---------- ENTRIES PROVIDED ----------
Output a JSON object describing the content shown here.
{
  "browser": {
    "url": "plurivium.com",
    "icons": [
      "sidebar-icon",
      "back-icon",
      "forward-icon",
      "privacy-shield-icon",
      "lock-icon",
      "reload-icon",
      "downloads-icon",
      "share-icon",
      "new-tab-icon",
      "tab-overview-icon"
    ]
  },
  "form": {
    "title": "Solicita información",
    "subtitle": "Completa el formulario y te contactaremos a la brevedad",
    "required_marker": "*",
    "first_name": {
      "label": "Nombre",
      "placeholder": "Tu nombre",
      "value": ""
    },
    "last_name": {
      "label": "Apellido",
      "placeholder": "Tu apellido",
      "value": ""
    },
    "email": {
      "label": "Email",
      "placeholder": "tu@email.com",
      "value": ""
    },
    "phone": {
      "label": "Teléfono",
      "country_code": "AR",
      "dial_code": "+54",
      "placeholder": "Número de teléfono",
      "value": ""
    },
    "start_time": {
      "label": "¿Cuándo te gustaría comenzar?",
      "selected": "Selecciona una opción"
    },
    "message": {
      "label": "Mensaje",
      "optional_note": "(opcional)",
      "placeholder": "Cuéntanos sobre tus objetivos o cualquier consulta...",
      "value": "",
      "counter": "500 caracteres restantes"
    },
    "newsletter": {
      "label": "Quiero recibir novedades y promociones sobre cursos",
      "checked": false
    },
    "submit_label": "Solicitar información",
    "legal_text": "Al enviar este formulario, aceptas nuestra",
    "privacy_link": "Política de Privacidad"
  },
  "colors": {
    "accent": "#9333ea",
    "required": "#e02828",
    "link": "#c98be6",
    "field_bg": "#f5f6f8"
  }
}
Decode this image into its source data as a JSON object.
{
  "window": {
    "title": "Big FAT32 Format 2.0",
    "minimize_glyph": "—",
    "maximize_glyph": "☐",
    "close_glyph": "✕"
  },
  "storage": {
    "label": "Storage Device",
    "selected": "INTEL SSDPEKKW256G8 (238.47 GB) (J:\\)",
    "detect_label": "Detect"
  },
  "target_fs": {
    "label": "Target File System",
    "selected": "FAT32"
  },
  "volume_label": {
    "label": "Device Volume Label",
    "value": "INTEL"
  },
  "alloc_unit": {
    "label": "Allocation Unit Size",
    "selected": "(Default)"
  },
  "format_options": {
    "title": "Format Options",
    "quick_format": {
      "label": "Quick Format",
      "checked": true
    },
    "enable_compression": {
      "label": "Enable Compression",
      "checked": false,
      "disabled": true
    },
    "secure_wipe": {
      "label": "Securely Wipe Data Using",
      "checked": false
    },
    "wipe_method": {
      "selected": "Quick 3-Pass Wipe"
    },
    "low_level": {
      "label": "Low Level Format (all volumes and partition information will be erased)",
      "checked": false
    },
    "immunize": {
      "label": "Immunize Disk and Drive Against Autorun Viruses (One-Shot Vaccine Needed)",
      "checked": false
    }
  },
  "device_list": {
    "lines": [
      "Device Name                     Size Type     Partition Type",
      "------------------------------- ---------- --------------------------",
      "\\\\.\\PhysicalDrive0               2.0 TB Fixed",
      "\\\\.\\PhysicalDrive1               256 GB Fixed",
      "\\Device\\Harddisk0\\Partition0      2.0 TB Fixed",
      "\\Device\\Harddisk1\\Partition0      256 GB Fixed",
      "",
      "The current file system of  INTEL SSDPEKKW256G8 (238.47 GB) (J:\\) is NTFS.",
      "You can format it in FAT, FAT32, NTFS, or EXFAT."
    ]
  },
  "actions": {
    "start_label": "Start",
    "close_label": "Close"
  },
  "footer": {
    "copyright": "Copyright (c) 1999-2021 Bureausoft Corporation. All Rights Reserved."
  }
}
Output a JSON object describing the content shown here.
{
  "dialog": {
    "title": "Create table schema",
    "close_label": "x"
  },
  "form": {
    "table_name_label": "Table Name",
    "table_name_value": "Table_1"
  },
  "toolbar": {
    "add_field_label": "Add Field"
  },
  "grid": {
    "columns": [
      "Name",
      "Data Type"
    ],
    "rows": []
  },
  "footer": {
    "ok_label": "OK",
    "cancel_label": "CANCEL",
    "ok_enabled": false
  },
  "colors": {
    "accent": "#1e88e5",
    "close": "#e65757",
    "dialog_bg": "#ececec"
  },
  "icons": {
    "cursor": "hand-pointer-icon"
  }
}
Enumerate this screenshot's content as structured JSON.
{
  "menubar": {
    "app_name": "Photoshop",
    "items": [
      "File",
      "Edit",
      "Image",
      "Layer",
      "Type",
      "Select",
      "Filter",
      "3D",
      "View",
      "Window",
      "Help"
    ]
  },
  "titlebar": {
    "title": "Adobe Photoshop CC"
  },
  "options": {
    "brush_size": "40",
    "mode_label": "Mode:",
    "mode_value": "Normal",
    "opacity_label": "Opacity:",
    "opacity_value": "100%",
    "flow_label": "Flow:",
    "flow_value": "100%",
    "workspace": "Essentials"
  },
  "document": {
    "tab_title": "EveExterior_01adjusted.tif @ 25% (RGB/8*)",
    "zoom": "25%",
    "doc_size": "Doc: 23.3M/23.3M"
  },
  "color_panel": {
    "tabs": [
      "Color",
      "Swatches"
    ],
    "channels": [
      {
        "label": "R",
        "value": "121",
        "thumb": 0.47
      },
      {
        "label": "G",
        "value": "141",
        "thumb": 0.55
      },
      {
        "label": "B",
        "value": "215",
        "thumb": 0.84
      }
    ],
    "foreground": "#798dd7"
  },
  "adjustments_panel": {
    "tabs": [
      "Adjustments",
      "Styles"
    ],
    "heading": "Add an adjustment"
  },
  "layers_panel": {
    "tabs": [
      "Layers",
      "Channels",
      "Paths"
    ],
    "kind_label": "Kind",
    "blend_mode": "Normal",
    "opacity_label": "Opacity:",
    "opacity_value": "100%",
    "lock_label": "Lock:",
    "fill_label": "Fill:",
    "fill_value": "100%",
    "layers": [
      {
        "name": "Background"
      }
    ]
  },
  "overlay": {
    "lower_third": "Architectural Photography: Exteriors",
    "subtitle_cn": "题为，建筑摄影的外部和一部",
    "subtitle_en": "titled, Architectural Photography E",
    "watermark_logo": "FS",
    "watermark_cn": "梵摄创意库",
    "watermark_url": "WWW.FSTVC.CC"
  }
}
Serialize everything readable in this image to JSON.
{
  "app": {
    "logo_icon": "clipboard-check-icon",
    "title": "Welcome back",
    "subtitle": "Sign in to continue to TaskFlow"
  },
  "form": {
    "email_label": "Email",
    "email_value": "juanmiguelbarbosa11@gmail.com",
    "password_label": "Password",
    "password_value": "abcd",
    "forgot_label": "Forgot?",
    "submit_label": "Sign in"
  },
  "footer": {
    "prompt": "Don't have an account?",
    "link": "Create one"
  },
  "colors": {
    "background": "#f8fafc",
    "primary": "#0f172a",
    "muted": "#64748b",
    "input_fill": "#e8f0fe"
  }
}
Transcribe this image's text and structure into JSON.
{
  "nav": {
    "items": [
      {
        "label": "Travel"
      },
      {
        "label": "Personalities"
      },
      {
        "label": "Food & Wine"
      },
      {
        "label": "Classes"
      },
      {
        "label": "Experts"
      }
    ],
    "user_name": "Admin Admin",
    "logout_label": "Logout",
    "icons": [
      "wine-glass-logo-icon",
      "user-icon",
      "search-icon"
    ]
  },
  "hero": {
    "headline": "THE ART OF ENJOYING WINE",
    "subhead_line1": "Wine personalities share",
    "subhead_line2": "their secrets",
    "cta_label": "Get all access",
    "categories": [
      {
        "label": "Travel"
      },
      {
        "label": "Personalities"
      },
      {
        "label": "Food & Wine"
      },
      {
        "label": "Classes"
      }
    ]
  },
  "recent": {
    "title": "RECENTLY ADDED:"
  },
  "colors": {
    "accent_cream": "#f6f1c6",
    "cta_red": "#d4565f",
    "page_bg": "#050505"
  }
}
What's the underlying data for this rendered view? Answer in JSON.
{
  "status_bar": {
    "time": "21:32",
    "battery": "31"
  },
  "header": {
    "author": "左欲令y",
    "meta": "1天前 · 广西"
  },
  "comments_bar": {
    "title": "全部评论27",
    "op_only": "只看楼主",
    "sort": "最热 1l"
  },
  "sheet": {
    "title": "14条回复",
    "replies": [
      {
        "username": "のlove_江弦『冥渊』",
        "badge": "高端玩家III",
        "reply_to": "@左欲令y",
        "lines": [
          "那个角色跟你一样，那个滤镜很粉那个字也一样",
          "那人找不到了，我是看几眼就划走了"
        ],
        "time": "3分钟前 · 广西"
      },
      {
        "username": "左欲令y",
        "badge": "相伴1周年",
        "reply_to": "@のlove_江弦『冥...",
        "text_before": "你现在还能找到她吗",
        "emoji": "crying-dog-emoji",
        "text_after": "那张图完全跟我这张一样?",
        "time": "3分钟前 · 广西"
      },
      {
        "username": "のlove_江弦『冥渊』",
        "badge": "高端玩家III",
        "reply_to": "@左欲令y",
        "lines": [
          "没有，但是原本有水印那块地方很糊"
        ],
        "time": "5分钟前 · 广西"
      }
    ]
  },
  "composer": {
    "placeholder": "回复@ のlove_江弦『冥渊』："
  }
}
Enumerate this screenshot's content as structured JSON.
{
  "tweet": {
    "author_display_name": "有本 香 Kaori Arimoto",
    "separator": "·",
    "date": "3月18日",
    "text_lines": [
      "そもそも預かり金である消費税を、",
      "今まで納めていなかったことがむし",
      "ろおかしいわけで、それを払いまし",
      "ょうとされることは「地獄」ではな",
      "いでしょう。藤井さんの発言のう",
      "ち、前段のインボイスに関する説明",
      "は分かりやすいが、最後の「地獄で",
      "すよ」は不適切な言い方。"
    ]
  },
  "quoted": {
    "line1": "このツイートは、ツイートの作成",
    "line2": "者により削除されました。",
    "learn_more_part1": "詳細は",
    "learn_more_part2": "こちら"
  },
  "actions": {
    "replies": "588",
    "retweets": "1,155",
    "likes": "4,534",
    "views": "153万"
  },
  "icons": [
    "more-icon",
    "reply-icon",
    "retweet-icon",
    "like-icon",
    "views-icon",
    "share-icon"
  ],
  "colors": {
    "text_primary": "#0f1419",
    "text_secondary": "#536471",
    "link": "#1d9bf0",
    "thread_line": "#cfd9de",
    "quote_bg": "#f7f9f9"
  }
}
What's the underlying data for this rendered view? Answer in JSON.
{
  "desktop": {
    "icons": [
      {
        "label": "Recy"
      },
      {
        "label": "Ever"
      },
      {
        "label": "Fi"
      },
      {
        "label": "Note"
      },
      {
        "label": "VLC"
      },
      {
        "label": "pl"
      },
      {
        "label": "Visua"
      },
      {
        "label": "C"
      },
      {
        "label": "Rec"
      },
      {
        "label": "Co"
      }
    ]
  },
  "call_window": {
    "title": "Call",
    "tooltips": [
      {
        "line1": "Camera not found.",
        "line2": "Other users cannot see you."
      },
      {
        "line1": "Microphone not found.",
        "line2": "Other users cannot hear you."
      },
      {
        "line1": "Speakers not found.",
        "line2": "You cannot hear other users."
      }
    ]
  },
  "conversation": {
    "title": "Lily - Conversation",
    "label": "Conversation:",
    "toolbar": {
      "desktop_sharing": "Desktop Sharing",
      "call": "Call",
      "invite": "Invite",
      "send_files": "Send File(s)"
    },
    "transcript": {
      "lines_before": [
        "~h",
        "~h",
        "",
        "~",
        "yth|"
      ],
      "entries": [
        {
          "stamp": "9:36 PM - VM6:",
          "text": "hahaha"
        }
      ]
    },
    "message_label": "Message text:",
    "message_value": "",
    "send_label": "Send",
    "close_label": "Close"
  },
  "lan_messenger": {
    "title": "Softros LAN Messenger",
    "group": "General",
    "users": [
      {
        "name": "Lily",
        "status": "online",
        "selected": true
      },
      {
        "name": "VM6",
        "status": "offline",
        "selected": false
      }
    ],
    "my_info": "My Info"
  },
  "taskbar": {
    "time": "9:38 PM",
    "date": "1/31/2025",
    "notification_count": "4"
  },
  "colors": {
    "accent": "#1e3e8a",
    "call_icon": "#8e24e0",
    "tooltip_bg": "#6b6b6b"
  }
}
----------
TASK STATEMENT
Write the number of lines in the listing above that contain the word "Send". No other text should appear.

REPLY TO THE TASK
2